In the second part of the academic year, the course will have a more cultural content for those who have acquired basic language skills.

According to the interests of the participants, the further introduction into the Italian language will happen through reading/writing in small groups, movies, art and other aspects of the Italian culture. 


  • to reach level A2/B1 of the Common European Framework (Waystage) 
  •  to acquire the basic tools for the purposes of practical communication 
  • to interact in Italian everyday situations 
  • to gain insight into Italian life and culture 
  •  to acquire the basic structures of Italian 


At the end of course you can: 

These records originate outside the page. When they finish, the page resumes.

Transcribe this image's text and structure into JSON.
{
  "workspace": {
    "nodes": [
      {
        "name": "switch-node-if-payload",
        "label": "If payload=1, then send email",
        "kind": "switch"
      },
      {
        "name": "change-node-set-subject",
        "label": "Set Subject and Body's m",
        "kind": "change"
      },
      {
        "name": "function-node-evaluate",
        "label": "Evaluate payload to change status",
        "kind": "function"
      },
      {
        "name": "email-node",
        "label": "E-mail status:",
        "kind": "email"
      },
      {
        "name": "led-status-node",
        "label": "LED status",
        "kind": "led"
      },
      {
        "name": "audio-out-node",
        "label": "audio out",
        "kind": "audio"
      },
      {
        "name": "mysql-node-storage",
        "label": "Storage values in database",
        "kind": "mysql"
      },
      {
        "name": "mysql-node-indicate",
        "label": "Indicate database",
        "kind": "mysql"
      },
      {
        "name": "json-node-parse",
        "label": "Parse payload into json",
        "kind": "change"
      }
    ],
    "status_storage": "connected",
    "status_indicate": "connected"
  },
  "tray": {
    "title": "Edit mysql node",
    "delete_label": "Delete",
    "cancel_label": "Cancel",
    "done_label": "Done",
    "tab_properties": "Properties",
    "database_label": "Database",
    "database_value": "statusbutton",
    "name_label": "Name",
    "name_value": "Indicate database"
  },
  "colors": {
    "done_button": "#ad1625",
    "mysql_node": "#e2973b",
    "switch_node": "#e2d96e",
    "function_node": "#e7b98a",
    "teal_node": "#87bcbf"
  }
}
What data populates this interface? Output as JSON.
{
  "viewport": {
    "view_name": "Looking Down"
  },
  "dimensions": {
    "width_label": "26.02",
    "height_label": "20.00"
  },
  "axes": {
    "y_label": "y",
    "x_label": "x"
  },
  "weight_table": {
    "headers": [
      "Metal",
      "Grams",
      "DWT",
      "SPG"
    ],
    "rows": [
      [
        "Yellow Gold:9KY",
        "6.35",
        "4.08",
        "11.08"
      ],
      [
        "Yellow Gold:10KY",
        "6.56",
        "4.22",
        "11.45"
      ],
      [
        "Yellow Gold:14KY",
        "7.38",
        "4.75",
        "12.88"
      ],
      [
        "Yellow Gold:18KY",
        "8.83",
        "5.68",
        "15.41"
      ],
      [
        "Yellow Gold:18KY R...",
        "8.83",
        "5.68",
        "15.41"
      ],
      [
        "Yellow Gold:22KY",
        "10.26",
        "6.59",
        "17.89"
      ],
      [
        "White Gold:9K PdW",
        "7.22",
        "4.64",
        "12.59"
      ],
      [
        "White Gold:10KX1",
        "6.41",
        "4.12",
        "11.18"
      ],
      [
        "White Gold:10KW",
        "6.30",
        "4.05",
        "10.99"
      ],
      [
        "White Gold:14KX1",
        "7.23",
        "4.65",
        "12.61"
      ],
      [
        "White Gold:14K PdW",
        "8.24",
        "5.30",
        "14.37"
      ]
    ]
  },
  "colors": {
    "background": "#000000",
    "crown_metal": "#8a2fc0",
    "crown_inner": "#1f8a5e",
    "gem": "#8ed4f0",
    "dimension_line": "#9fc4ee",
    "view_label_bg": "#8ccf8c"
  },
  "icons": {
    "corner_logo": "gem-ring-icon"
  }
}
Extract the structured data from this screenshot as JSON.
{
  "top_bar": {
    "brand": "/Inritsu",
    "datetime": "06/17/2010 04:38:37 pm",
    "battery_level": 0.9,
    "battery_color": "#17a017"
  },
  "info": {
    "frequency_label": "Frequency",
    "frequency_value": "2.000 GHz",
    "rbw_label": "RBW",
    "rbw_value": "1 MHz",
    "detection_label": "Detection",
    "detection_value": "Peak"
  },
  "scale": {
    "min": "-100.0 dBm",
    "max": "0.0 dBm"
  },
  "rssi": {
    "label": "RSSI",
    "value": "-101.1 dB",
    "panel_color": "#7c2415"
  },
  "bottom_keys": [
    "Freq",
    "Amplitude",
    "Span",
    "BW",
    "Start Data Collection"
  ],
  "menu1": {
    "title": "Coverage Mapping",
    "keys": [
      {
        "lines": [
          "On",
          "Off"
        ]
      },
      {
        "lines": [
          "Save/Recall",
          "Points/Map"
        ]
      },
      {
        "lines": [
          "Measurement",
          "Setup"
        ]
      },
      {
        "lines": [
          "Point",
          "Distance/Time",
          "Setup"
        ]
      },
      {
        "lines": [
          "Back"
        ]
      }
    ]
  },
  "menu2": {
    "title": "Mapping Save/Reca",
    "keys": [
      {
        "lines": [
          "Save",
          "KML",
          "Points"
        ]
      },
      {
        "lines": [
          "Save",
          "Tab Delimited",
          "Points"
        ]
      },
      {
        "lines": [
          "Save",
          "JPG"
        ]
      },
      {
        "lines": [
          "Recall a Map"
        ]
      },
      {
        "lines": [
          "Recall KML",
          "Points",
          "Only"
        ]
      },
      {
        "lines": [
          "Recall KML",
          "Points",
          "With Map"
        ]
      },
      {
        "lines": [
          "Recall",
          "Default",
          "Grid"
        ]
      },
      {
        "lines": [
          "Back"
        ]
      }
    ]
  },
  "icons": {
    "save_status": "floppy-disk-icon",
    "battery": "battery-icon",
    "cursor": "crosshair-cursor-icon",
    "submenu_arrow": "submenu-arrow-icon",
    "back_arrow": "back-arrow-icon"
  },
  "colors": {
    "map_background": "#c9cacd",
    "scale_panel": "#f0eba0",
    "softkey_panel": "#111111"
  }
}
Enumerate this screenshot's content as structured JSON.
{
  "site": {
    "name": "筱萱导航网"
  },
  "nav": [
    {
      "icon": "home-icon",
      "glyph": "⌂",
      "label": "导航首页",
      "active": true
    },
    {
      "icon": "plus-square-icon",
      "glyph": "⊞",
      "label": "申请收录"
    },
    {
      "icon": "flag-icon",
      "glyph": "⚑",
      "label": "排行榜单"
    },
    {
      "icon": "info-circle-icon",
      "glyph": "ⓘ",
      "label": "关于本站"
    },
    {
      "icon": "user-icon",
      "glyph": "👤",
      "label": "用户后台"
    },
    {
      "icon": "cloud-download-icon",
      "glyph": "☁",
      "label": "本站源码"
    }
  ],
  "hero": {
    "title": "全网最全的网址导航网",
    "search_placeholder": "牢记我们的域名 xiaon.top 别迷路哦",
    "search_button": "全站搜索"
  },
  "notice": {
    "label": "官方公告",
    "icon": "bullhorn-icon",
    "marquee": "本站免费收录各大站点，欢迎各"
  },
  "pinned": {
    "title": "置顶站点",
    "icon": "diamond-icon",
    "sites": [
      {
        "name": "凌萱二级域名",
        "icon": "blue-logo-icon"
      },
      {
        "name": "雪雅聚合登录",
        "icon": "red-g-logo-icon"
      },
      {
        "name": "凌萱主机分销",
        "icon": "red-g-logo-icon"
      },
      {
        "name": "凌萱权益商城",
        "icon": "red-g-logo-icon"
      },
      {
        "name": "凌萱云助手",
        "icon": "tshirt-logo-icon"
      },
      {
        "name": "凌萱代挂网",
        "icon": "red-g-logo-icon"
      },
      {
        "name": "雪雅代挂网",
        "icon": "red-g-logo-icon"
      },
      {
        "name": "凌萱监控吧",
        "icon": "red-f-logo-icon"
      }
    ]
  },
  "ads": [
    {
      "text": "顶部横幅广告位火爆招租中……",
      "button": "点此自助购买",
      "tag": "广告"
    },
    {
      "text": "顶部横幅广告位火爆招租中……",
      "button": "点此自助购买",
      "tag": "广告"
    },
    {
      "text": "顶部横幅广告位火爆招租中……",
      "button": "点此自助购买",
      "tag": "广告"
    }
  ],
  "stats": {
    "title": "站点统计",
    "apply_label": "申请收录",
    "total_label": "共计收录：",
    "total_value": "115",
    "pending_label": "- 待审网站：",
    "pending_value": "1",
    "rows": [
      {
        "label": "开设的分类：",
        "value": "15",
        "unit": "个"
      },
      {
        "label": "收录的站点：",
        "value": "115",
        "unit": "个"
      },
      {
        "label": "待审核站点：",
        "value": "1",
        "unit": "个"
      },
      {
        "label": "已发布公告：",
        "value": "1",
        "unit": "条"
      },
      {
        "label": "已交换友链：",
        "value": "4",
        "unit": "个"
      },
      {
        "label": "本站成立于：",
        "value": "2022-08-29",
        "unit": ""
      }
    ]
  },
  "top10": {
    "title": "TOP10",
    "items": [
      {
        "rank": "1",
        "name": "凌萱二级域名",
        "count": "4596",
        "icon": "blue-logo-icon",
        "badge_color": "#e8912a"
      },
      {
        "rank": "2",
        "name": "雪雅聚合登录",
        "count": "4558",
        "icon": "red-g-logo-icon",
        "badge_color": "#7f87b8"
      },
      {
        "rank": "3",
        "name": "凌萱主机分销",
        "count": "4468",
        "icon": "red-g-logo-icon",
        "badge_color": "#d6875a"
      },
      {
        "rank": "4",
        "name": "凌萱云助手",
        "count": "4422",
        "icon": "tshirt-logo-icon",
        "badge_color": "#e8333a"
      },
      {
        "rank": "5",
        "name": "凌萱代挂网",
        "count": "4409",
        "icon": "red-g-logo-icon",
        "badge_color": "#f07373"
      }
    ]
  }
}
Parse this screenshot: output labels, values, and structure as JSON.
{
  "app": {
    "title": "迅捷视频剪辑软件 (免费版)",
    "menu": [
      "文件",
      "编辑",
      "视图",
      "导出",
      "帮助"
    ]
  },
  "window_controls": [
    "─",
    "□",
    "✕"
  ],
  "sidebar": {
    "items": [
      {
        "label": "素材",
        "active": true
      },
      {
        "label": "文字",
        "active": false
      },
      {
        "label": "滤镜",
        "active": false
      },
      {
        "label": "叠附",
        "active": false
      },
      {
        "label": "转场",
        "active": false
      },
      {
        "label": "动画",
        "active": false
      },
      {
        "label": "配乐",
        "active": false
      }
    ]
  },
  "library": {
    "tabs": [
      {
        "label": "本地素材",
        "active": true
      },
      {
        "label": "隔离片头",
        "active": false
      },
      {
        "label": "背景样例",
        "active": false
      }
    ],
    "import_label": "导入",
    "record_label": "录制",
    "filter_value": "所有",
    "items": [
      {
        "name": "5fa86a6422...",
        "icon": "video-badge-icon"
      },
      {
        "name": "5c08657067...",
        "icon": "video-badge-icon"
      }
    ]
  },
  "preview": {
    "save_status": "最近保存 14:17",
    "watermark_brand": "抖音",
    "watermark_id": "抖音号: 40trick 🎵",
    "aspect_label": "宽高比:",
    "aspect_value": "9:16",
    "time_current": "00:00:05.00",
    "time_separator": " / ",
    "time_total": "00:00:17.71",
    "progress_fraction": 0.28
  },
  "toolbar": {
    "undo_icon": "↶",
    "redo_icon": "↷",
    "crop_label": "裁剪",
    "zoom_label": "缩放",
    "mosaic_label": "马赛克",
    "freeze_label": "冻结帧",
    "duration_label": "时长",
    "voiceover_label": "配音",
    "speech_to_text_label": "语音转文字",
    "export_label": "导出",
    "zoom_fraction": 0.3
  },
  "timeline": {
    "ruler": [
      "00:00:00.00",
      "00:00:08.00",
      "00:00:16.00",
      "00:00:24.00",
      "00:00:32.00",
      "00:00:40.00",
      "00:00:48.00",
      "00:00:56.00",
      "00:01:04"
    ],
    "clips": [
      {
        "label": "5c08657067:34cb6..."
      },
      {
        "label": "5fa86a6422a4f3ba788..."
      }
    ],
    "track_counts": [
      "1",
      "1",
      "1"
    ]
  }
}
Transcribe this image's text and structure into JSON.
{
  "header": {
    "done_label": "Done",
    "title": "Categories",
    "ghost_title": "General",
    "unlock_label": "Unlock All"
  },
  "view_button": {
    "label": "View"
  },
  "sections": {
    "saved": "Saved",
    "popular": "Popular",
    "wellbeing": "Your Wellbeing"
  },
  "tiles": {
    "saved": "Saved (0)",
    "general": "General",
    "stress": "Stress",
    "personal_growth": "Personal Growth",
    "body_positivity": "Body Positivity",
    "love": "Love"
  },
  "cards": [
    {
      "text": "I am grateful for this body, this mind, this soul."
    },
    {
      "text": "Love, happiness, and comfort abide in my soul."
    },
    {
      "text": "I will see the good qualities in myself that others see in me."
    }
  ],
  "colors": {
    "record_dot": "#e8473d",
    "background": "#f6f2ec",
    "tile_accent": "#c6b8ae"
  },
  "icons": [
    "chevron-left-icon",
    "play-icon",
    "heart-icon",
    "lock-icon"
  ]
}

  • use the language of daily routines 
  • give the most important information about what you do, the reasons why you are in Italy 
  • talk about your interests, your preferences, your habits 
  • describe basic details about your country and the town you come from 
  • talk about various aspects of your country (food, architecture, lifestyles, arts, sport, etc.) 
  • read texts / strategies to find information in materials used in everyday communication (programmes, menus, timetables, advertising, etc) 
  • understand the main points of standard input on matters regularly encountered in work, studies, leisure, etc. 
  • read short texts (fiction, journalism and essays) 
  • write notes, messages and short stories/reviews  





Page last updated on 03 September 2018